EXTRACTED DATA:
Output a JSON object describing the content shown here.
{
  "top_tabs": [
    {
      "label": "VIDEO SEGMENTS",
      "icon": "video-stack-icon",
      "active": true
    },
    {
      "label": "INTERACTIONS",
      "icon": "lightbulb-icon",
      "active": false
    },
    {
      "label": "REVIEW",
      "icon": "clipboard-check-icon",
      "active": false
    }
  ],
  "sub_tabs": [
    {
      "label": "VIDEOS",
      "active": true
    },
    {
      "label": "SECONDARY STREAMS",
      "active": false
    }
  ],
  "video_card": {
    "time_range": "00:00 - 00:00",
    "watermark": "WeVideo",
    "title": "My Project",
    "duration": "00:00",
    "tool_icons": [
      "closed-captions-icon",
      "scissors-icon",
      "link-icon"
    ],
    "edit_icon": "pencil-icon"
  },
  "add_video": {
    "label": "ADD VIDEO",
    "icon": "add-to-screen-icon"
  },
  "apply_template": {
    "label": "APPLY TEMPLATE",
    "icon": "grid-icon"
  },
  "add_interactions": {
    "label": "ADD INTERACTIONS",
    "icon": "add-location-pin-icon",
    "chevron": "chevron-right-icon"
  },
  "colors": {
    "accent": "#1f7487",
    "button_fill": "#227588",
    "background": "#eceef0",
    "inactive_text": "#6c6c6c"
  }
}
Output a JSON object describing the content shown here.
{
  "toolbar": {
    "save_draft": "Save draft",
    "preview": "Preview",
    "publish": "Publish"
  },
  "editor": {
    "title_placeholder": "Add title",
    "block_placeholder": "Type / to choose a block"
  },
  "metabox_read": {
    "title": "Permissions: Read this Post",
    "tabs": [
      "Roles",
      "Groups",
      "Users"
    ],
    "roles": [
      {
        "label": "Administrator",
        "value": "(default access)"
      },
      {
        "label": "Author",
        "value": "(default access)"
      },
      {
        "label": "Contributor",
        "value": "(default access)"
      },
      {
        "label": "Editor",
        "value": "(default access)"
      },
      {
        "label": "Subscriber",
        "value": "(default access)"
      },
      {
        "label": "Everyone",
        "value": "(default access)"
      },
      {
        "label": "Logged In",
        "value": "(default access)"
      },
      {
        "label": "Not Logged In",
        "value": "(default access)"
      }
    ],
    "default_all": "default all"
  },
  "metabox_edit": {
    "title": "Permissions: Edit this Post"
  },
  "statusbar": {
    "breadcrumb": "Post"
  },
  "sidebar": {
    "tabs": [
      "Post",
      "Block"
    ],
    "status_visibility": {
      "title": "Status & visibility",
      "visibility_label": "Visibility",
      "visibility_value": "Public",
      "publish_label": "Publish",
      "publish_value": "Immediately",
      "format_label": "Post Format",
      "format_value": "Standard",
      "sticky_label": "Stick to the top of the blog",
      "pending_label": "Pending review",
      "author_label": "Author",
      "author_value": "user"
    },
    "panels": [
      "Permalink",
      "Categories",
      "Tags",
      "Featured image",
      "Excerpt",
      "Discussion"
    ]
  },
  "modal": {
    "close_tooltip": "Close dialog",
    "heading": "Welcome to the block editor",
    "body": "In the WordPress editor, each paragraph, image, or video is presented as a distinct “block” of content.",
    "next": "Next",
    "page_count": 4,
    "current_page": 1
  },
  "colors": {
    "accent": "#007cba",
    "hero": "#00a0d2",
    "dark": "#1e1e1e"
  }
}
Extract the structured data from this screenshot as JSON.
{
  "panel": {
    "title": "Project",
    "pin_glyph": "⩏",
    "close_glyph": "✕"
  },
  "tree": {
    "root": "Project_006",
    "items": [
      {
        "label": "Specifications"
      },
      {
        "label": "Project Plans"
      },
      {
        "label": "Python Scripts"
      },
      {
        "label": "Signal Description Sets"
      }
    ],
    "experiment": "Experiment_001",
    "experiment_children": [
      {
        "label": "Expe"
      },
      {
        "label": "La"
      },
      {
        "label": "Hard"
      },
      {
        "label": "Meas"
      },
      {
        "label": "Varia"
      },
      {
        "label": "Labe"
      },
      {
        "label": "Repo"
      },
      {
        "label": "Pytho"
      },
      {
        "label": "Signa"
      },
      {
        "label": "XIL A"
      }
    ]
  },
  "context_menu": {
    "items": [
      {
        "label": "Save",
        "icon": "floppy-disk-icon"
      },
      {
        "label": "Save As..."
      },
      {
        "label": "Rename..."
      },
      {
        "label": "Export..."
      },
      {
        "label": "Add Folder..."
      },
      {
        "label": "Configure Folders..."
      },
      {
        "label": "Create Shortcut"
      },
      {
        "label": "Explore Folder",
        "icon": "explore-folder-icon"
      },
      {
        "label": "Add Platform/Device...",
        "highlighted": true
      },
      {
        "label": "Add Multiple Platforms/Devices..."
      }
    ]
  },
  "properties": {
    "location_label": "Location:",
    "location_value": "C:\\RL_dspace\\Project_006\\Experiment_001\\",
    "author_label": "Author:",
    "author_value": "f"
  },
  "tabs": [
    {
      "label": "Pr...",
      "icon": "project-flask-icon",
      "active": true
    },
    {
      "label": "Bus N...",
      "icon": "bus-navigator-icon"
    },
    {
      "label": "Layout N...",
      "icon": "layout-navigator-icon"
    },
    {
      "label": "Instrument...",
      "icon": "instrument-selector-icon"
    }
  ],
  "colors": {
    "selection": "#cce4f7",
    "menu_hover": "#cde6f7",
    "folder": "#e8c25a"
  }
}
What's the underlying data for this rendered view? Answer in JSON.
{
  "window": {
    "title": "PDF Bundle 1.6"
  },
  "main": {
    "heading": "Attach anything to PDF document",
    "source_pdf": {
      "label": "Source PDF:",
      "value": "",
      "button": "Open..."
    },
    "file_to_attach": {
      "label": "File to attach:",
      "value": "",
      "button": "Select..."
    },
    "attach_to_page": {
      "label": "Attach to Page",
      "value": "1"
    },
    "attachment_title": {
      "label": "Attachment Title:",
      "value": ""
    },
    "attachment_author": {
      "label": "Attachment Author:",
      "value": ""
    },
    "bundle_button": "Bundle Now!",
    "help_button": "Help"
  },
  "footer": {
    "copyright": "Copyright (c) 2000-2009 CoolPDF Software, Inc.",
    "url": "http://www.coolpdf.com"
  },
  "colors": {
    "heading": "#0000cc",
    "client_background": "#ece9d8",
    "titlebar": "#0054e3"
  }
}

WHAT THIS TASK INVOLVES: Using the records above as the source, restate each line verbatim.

RESPONSE TO THE TASK:
Output a JSON object describing the content shown here.
{
  "top_tabs": [
    {
      "label": "VIDEO SEGMENTS",
      "icon": "video-stack-icon",
      "active": true
    },
    {
      "label": "INTERACTIONS",
      "icon": "lightbulb-icon",
      "active": false
    },
    {
      "label": "REVIEW",
      "icon": "clipboard-check-icon",
      "active": false
    }
  ],
  "sub_tabs": [
    {
      "label": "VIDEOS",
      "active": true
    },
    {
      "label": "SECONDARY STREAMS",
      "active": false
    }
  ],
  "video_card": {
    "time_range": "00:00 - 00:00",
    "watermark": "WeVideo",
    "title": "My Project",
    "duration": "00:00",
    "tool_icons": [
      "closed-captions-icon",
      "scissors-icon",
      "link-icon"
    ],
    "edit_icon": "pencil-icon"
  },
  "add_video": {
    "label": "ADD VIDEO",
    "icon": "add-to-screen-icon"
  },
  "apply_template": {
    "label": "APPLY TEMPLATE",
    "icon": "grid-icon"
  },
  "add_interactions": {
    "label": "ADD INTERACTIONS",
    "icon": "add-location-pin-icon",
    "chevron": "chevron-right-icon"
  },
  "colors": {
    "accent": "#1f7487",
    "button_fill": "#227588",
    "background": "#eceef0",
    "inactive_text": "#6c6c6c"
  }
}
Output a JSON object describing the content shown here.
{
  "toolbar": {
    "save_draft": "Save draft",
    "preview": "Preview",
    "publish": "Publish"
  },
  "editor": {
    "title_placeholder": "Add title",
    "block_placeholder": "Type / to choose a block"
  },
  "metabox_read": {
    "title": "Permissions: Read this Post",
    "tabs": [
      "Roles",
      "Groups",
      "Users"
    ],
    "roles": [
      {
        "label": "Administrator",
        "value": "(default access)"
      },
      {
        "label": "Author",
        "value": "(default access)"
      },
      {
        "label": "Contributor",
        "value": "(default access)"
      },
      {
        "label": "Editor",
        "value": "(default access)"
      },
      {
        "label": "Subscriber",
        "value": "(default access)"
      },
      {
        "label": "Everyone",
        "value": "(default access)"
      },
      {
        "label": "Logged In",
        "value": "(default access)"
      },
      {
        "label": "Not Logged In",
        "value": "(default access)"
      }
    ],
    "default_all": "default all"
  },
  "metabox_edit": {
    "title": "Permissions: Edit this Post"
  },
  "statusbar": {
    "breadcrumb": "Post"
  },
  "sidebar": {
    "tabs": [
      "Post",
      "Block"
    ],
    "status_visibility": {
      "title": "Status & visibility",
      "visibility_label": "Visibility",
      "visibility_value": "Public",
      "publish_label": "Publish",
      "publish_value": "Immediately",
      "format_label": "Post Format",
      "format_value": "Standard",
      "sticky_label": "Stick to the top of the blog",
      "pending_label": "Pending review",
      "author_label": "Author",
      "author_value": "user"
    },
    "panels": [
      "Permalink",
      "Categories",
      "Tags",
      "Featured image",
      "Excerpt",
      "Discussion"
    ]
  },
  "modal": {
    "close_tooltip": "Close dialog",
    "heading": "Welcome to the block editor",
    "body": "In the WordPress editor, each paragraph, image, or video is presented as a distinct “block” of content.",
    "next": "Next",
    "page_count": 4,
    "current_page": 1
  },
  "colors": {
    "accent": "#007cba",
    "hero": "#00a0d2",
    "dark": "#1e1e1e"
  }
}
Extract the structured data from this screenshot as JSON.
{
  "panel": {
    "title": "Project",
    "pin_glyph": "⩏",
    "close_glyph": "✕"
  },
  "tree": {
    "root": "Project_006",
    "items": [
      {
        "label": "Specifications"
      },
      {
        "label": "Project Plans"
      },
      {
        "label": "Python Scripts"
      },
      {
        "label": "Signal Description Sets"
      }
    ],
    "experiment": "Experiment_001",
    "experiment_children": [
      {
        "label": "Expe"
      },
      {
        "label": "La"
      },
      {
        "label": "Hard"
      },
      {
        "label": "Meas"
      },
      {
        "label": "Varia"
      },
      {
        "label": "Labe"
      },
      {
        "label": "Repo"
      },
      {
        "label": "Pytho"
      },
      {
        "label": "Signa"
      },
      {
        "label": "XIL A"
      }
    ]
  },
  "context_menu": {
    "items": [
      {
        "label": "Save",
        "icon": "floppy-disk-icon"
      },
      {
        "label": "Save As..."
      },
      {
        "label": "Rename..."
      },
      {
        "label": "Export..."
      },
      {
        "label": "Add Folder..."
      },
      {
        "label": "Configure Folders..."
      },
      {
        "label": "Create Shortcut"
      },
      {
        "label": "Explore Folder",
        "icon": "explore-folder-icon"
      },
      {
        "label": "Add Platform/Device...",
        "highlighted": true
      },
      {
        "label": "Add Multiple Platforms/Devices..."
      }
    ]
  },
  "properties": {
    "location_label": "Location:",
    "location_value": "C:\\RL_dspace\\Project_006\\Experiment_001\\",
    "author_label": "Author:",
    "author_value": "f"
  },
  "tabs": [
    {
      "label": "Pr...",
      "icon": "project-flask-icon",
      "active": true
    },
    {
      "label": "Bus N...",
      "icon": "bus-navigator-icon"
    },
    {
      "label": "Layout N...",
      "icon": "layout-navigator-icon"
    },
    {
      "label": "Instrument...",
      "icon": "instrument-selector-icon"
    }
  ],
  "colors": {
    "selection": "#cce4f7",
    "menu_hover": "#cde6f7",
    "folder": "#e8c25a"
  }
}
What's the underlying data for this rendered view? Answer in JSON.
{
  "window": {
    "title": "PDF Bundle 1.6"
  },
  "main": {
    "heading": "Attach anything to PDF document",
    "source_pdf": {
      "label": "Source PDF:",
      "value": "",
      "button": "Open..."
    },
    "file_to_attach": {
      "label": "File to attach:",
      "value": "",
      "button": "Select..."
    },
    "attach_to_page": {
      "label": "Attach to Page",
      "value": "1"
    },
    "attachment_title": {
      "label": "Attachment Title:",
      "value": ""
    },
    "attachment_author": {
      "label": "Attachment Author:",
      "value": ""
    },
    "bundle_button": "Bundle Now!",
    "help_button": "Help"
  },
  "footer": {
    "copyright": "Copyright (c) 2000-2009 CoolPDF Software, Inc.",
    "url": "http://www.coolpdf.com"
  },
  "colors": {
    "heading": "#0000cc",
    "client_background": "#ece9d8",
    "titlebar": "#0054e3"
  }
}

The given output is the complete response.